An allegation of trademark bullying is in the news again, this time Chick-fil-A is the accused Goliath — charged with overreaching in its enforcement efforts relating to intellectual property rights in the very clever and creative EAT MOR CHIKIN a/k/a The Cow Campaign and advertisements:

Perhaps you’re wondering what aspect of the Cow Campaign Chick-fil-A is seeking to protect?

Perhaps you’re also wondering who David is, right?

Turns out “David” answers to “Bo” and he lives in Vermont, where farmers grow a lot of kale.

I’m told that if we were all to eat more kale, we’d all be more healthy.

There is a lot of protectable intellectual property in Chick-fil-A’s very creative and clever Eat Mor Chikin & Cow Campaign, but trademark infringement allegations relating to Robert “Bo” Muller-Moore’s Eat More Kale slogan appear — to me — to be baseless:


The Burlington Free Press coverage is here, and Seven Days coverage is here.

Anyone out there willing to take Chick-fil-A’s side on this one?



  • David Mitchel

    No Steve, I won’t be taking Chick-fil-A’s side. But then again, I have no legal expertise. My opinion only comes from the brand management perspective.
    I perceive a distinct difference between Eat More Kale and Eat Mor Chikin. However, all brand management professional should be aware of the legal implications of branding actions.
    Nevertheless, the Kale guy has gotten a lot of free publicity out of this. I’m not one to believe that all publicity is good publicity, but this publicity isn’t bad publicity and will certainly build brand awareness for him.

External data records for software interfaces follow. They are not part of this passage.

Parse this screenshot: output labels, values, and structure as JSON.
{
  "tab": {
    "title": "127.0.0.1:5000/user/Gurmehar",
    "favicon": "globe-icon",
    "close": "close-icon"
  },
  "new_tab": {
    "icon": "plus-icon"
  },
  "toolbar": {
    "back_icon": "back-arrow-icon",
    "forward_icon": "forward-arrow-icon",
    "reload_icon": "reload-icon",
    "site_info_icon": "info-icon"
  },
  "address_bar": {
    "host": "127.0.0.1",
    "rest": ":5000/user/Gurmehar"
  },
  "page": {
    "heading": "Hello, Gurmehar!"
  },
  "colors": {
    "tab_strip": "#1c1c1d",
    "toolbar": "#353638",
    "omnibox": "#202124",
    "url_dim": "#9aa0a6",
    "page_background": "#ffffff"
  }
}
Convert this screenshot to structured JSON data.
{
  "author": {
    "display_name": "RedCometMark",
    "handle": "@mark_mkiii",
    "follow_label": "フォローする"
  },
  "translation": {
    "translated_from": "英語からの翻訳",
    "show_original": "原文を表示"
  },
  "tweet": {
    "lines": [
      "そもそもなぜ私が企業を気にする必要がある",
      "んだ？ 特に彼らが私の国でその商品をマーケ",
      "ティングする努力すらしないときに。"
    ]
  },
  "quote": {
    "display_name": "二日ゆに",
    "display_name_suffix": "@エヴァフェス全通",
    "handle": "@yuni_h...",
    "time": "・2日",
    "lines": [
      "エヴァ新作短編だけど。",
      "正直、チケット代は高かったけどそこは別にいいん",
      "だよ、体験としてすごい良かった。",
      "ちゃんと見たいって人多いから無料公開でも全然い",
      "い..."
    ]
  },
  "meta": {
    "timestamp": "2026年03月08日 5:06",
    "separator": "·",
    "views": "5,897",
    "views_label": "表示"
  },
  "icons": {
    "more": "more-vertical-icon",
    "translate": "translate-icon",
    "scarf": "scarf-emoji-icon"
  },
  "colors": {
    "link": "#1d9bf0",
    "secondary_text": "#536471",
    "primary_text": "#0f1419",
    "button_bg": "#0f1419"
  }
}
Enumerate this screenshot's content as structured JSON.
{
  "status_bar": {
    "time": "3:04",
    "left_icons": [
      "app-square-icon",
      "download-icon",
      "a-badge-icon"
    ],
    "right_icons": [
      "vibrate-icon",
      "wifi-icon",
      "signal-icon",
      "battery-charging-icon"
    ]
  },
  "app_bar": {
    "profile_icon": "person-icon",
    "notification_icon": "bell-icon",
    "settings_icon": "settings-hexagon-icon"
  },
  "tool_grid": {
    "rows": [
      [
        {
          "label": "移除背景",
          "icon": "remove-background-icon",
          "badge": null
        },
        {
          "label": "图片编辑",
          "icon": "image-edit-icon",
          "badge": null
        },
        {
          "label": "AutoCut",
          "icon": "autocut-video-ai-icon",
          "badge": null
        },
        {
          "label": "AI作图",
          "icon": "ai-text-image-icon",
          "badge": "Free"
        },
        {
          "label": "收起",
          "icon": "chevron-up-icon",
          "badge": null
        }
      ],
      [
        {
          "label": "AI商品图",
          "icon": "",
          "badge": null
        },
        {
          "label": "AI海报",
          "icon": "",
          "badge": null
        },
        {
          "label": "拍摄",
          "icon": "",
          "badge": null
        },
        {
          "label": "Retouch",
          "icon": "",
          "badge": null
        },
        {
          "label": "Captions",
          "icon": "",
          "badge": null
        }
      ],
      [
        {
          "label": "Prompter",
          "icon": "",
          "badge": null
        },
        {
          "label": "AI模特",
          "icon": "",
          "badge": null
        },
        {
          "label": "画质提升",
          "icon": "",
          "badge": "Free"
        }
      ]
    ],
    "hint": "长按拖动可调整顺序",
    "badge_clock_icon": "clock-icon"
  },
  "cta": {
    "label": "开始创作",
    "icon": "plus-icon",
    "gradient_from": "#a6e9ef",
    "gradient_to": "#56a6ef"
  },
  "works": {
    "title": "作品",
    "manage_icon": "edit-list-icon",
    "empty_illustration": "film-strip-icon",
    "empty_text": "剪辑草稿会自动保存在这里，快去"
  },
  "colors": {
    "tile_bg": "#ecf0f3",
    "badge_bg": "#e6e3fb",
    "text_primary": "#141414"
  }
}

  • Vicky Gould

    Where can we buy an “Eat More Kale” shirt or other product. Love it!

  • Tom Casagrande

    Got Bullying? Maybe CFA is concerned that its EAT MORE CHIKIN will be abused by a growing wave of EAT MORE ____ rip-offs (like GOT ______, ______ INSIDE, ______ -R-US, etc., but if so, targeting this hemp-wearing kale guy is a poor choice for an opening salvo. The potential for bad PR is huge. CFA would be better off targeting a more obvious infringer, such as someone using a similar scratchy font or using animal protagonists.

  • Steve Baird

    David, Vicky, and Tom, thanks for stopping by and sharing your insights and perspectives!
    Still no one prepared to make the case for Chick-fil-A that pursuing the “Eat More Kale” phrase constitutes legitimate trademark enforcement?

  • jopy

    Eat Less Chik Fil A.